• WHAT IS NEEDED
Without any of the pictures, set down the data below exactly.

• INPUT DATA
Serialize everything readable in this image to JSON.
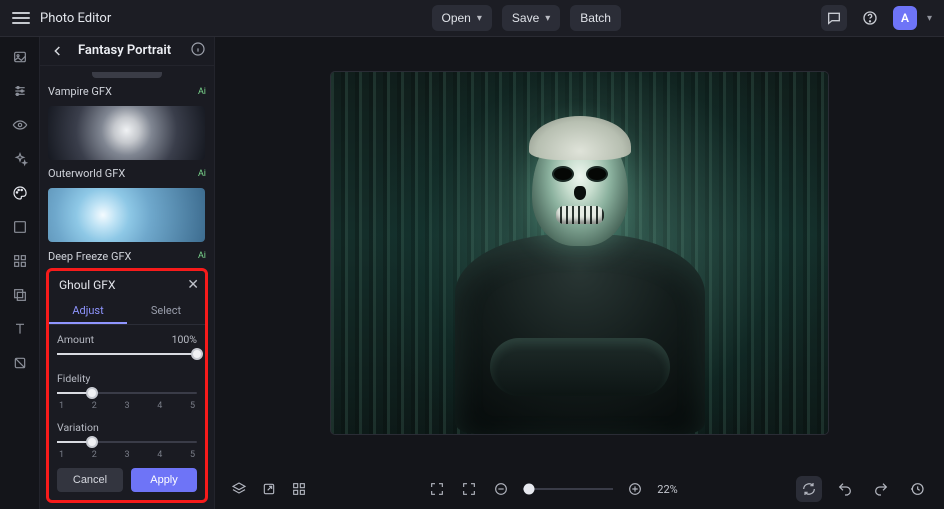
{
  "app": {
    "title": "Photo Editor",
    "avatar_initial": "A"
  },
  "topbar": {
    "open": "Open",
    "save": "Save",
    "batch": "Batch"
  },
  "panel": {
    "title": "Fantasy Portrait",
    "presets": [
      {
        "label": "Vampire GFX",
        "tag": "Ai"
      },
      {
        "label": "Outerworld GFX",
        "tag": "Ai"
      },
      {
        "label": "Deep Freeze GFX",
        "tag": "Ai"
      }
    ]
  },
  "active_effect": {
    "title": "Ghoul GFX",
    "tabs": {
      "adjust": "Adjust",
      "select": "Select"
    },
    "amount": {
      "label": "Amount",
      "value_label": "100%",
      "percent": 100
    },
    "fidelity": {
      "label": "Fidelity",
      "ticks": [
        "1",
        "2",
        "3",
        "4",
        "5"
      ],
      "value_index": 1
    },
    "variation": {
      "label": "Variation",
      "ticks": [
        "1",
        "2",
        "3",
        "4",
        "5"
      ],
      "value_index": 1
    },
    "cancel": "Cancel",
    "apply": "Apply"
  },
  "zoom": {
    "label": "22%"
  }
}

• ANSWER SECTION
Serialize everything readable in this image to JSON.
{
  "app": {
    "title": "Photo Editor",
    "avatar_initial": "A"
  },
  "topbar": {
    "open": "Open",
    "save": "Save",
    "batch": "Batch"
  },
  "panel": {
    "title": "Fantasy Portrait",
    "presets": [
      {
        "label": "Vampire GFX",
        "tag": "Ai"
      },
      {
        "label": "Outerworld GFX",
        "tag": "Ai"
      },
      {
        "label": "Deep Freeze GFX",
        "tag": "Ai"
      }
    ]
  },
  "active_effect": {
    "title": "Ghoul GFX",
    "tabs": {
      "adjust": "Adjust",
      "select": "Select"
    },
    "amount": {
      "label": "Amount",
      "value_label": "100%",
      "percent": 100
    },
    "fidelity": {
      "label": "Fidelity",
      "ticks": [
        "1",
        "2",
        "3",
        "4",
        "5"
      ],
      "value_index": 1
    },
    "variation": {
      "label": "Variation",
      "ticks": [
        "1",
        "2",
        "3",
        "4",
        "5"
      ],
      "value_index": 1
    },
    "cancel": "Cancel",
    "apply": "Apply"
  },
  "zoom": {
    "label": "22%"
  }
}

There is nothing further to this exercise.